### What the exercise asks
Copy out all the records exactly.

*** Opening of Records for the task ***

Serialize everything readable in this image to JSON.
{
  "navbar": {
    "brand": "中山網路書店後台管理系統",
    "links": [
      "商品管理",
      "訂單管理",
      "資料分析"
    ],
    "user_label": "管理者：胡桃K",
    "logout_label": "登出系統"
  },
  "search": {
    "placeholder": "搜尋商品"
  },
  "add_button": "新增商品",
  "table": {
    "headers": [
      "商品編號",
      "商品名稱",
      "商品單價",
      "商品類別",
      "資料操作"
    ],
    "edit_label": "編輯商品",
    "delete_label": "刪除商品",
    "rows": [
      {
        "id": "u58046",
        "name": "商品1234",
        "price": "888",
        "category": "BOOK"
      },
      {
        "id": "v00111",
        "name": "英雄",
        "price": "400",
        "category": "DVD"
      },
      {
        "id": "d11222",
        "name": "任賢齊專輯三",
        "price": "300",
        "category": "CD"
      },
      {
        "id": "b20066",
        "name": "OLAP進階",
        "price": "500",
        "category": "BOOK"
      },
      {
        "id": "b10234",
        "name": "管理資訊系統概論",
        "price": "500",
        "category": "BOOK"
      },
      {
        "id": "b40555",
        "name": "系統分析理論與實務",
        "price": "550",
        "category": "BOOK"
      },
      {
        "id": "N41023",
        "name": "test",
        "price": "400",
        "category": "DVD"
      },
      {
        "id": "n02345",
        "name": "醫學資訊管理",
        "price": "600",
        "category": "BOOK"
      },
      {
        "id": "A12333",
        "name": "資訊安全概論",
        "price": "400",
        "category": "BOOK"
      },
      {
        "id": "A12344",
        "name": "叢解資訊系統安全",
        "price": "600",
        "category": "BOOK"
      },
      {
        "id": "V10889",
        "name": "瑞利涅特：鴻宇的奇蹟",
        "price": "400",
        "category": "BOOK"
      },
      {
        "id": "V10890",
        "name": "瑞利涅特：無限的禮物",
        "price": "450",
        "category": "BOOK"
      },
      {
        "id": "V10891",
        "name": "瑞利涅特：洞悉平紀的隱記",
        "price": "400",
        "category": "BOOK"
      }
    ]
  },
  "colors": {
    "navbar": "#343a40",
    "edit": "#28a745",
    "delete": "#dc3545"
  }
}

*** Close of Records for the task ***

### Result for this exercise
Serialize everything readable in this image to JSON.
{
  "navbar": {
    "brand": "中山網路書店後台管理系統",
    "links": [
      "商品管理",
      "訂單管理",
      "資料分析"
    ],
    "user_label": "管理者：胡桃K",
    "logout_label": "登出系統"
  },
  "search": {
    "placeholder": "搜尋商品"
  },
  "add_button": "新增商品",
  "table": {
    "headers": [
      "商品編號",
      "商品名稱",
      "商品單價",
      "商品類別",
      "資料操作"
    ],
    "edit_label": "編輯商品",
    "delete_label": "刪除商品",
    "rows": [
      {
        "id": "u58046",
        "name": "商品1234",
        "price": "888",
        "category": "BOOK"
      },
      {
        "id": "v00111",
        "name": "英雄",
        "price": "400",
        "category": "DVD"
      },
      {
        "id": "d11222",
        "name": "任賢齊專輯三",
        "price": "300",
        "category": "CD"
      },
      {
        "id": "b20066",
        "name": "OLAP進階",
        "price": "500",
        "category": "BOOK"
      },
      {
        "id": "b10234",
        "name": "管理資訊系統概論",
        "price": "500",
        "category": "BOOK"
      },
      {
        "id": "b40555",
        "name": "系統分析理論與實務",
        "price": "550",
        "category": "BOOK"
      },
      {
        "id": "N41023",
        "name": "test",
        "price": "400",
        "category": "DVD"
      },
      {
        "id": "n02345",
        "name": "醫學資訊管理",
        "price": "600",
        "category": "BOOK"
      },
      {
        "id": "A12333",
        "name": "資訊安全概論",
        "price": "400",
        "category": "BOOK"
      },
      {
        "id": "A12344",
        "name": "叢解資訊系統安全",
        "price": "600",
        "category": "BOOK"
      },
      {
        "id": "V10889",
        "name": "瑞利涅特：鴻宇的奇蹟",
        "price": "400",
        "category": "BOOK"
      },
      {
        "id": "V10890",
        "name": "瑞利涅特：無限的禮物",
        "price": "450",
        "category": "BOOK"
      },
      {
        "id": "V10891",
        "name": "瑞利涅特：洞悉平紀的隱記",
        "price": "400",
        "category": "BOOK"
      }
    ]
  },
  "colors": {
    "navbar": "#343a40",
    "edit": "#28a745",
    "delete": "#dc3545"
  }
}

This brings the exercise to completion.